“When I visited Huambo (at around the same time he was there) there was a group of nuns who made and sold moisturizing cream- Sempre Jovem – and another group of women selling pots of delicious homemade strawberry jam. These are important truths of the war, just as important as the amputees and shelled buildings. But all Lévy can see ahead of him is ‘the same devastation, the same impression of a country in tatters – a dismembered, devitalized, lunar space, where everywhere you see traces of war but nowhere its logic, its meaning, or any sign of its end’.[viii] Perhaps he did not know enough to spot the signs, to understand the meanings and logic and, indeed, the sign of its end: after all, the Angolan civil war ended a couple of years after his visit.
“One of Lévy’s final points about Angola is what he calls ‘the paradox’ of the conflict: ‘They fight each other… wherever there’s nothing but poverty, desert, villages plundered over and over… But wherever there are riches… a non-war is imposed, a gentleman’s agreement…’[ix] As I read this, I find myself pondering the so-called war on terror, replete with its own gentleman’s agreements, and wonder why Lévy believes this to be so exclusively African.[x]
“Lévy’s account of the war he ‘saw’ in Angola was published, in a shorter version, in Le Monde in the early summer of 2001. His book – which includes the essay on Angola – was described by the Jewish Chronicle as an example of ‘excellent journalism’. Yet it strikes me as a fine example of the sort of superficial response that so often emerges when foreign reporters drop in on a conflict. His analysis is trite and unhelpful. And yet Lévy was writing a whole book – his chapter on Angola is 18 pages long – whereas most reporters only have 500 words in a newspaper, or two minutes on the radio, or 50 seconds on the television. That is not enough time to explain the details of a civil war, and yet it is what the news corporations expect from a foreign correspondent. I recall a television presenter on a rolling news channel asking me, as if we were discussing the state of play on a Nintendo computer game, ‘So who’s gonna win the war Lara?’ I had 40 seconds to answer.

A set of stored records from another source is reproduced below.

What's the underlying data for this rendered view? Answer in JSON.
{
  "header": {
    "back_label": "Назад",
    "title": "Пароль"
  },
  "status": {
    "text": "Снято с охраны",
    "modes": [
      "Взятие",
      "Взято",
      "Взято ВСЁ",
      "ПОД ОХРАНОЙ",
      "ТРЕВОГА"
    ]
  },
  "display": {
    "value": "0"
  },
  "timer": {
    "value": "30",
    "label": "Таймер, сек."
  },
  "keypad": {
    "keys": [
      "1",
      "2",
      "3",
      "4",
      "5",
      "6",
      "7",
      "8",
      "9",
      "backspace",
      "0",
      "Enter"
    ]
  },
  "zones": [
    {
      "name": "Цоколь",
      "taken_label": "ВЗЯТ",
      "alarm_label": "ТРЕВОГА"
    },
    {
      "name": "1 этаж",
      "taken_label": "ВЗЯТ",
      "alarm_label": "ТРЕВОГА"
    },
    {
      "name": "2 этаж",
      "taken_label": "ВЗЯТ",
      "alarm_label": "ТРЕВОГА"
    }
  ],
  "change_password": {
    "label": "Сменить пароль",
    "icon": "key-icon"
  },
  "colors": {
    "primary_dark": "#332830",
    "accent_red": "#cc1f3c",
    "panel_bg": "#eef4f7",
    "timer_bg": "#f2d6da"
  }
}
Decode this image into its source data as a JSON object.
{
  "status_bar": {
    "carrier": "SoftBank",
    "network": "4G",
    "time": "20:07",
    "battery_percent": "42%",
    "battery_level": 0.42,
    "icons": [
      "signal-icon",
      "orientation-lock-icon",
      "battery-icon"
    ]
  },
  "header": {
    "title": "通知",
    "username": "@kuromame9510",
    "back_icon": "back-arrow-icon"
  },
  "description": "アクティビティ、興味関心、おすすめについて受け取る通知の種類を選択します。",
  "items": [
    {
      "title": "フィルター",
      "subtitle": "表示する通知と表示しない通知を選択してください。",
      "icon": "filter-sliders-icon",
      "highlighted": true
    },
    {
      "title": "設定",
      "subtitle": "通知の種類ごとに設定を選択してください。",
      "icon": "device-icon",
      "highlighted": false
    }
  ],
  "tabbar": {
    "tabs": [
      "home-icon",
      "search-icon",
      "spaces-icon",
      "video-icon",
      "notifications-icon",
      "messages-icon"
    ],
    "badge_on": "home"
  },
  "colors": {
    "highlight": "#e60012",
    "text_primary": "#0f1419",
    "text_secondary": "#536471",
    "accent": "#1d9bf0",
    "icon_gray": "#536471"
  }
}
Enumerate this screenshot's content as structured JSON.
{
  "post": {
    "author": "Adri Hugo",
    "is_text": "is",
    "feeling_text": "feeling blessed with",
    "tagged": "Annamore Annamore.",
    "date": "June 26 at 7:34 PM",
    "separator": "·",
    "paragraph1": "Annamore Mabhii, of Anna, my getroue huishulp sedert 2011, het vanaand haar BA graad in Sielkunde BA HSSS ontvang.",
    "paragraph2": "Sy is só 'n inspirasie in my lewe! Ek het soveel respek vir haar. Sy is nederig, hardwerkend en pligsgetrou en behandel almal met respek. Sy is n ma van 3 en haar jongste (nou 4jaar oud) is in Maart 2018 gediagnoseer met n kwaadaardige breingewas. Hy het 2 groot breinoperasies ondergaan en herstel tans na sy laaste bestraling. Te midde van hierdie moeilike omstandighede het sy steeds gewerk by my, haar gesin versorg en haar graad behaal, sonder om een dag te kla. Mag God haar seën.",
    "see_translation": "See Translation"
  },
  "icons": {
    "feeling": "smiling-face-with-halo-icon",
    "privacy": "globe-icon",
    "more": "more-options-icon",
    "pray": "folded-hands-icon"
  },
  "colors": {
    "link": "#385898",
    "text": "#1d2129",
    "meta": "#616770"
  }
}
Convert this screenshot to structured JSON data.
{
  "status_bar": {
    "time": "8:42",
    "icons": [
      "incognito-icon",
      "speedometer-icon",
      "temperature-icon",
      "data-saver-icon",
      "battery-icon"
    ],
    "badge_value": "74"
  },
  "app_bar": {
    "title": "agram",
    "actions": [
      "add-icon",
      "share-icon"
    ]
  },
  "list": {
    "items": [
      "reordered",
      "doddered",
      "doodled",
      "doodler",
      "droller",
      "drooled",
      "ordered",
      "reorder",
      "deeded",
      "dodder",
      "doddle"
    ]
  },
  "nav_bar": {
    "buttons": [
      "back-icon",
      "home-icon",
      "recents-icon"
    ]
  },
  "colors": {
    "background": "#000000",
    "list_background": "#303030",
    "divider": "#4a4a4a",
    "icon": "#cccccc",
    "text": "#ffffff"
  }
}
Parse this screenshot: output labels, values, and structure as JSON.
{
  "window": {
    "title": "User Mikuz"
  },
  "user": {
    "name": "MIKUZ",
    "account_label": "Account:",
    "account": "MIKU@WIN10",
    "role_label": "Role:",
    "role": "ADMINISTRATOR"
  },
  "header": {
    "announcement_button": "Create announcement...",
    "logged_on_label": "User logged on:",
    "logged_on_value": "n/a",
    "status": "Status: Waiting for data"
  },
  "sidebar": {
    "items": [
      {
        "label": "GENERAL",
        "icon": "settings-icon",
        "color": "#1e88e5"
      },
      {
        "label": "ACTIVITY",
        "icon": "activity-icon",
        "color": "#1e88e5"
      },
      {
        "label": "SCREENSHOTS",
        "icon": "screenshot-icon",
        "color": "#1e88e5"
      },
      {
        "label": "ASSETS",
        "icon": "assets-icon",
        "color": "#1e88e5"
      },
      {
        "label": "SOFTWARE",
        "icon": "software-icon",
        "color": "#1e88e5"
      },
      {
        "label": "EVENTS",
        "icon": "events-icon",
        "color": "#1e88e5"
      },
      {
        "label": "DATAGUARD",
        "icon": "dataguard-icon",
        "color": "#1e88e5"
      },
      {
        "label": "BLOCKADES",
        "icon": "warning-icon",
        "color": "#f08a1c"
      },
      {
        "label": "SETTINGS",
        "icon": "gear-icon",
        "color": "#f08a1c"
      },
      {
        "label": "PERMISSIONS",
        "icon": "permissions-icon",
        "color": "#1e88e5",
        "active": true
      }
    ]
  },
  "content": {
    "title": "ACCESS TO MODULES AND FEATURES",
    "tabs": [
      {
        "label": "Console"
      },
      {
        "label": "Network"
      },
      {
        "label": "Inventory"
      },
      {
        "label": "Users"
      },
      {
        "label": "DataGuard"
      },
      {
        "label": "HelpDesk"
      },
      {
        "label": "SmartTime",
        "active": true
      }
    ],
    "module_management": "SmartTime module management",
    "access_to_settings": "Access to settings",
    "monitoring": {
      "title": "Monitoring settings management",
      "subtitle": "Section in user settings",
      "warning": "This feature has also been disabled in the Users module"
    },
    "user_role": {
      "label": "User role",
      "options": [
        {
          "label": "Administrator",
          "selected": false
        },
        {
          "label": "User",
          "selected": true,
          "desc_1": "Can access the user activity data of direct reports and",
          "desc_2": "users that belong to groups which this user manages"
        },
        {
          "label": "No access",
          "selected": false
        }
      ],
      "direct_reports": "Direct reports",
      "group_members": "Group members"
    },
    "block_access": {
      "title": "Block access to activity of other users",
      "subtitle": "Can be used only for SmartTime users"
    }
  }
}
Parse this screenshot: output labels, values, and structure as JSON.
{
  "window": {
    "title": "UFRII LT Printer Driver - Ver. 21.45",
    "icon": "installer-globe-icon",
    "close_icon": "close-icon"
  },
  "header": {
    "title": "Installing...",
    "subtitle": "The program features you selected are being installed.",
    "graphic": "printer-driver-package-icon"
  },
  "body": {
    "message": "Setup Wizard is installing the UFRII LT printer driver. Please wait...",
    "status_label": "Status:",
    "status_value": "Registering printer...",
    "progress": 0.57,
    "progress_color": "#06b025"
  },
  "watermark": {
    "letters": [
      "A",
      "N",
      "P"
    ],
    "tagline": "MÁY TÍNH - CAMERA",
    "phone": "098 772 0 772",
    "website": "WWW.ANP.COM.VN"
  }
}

That ever-growing desire to keep the news short and simple makes life very difficult for any reporter trying to convey the complex narrative of a war.”
At just £14.95, it’s a bloody bargain: Communicating War: Memory, Military and Media, eds Maltby, S & Keeble, R. Arima Publishing.
What the critics say:
“Communicating War is a wide-ranging and important contribution to that debate, which also has the advantage of being right up-todate. Essential reading!” Nick Couldry, Professor of Media and Communications, Goldsmiths University of London
“Communicating War is, therefore, to be welcomed. Its rich collection sets the agenda, as does the War and Media Network, from which it emerges. Crucially, the collection reminds us of that which is ‘forgotten’, which can be as important in the war-media relationship today as those things embedded in memory.” James Gow, Professor of International Peace and Security, Kings College London
“A timely and hugely valuable contribution to the scholarly literature on news about conflict and war. The range of contributors, and the variety of themes covered, make this collection essential reading for students and researchers of conflict reporting in the post-9/11 world.” Brian McNair, Professor of Journalism and Communication, University of Strathclyde.
What a nice bunch! What revolting self-publicity.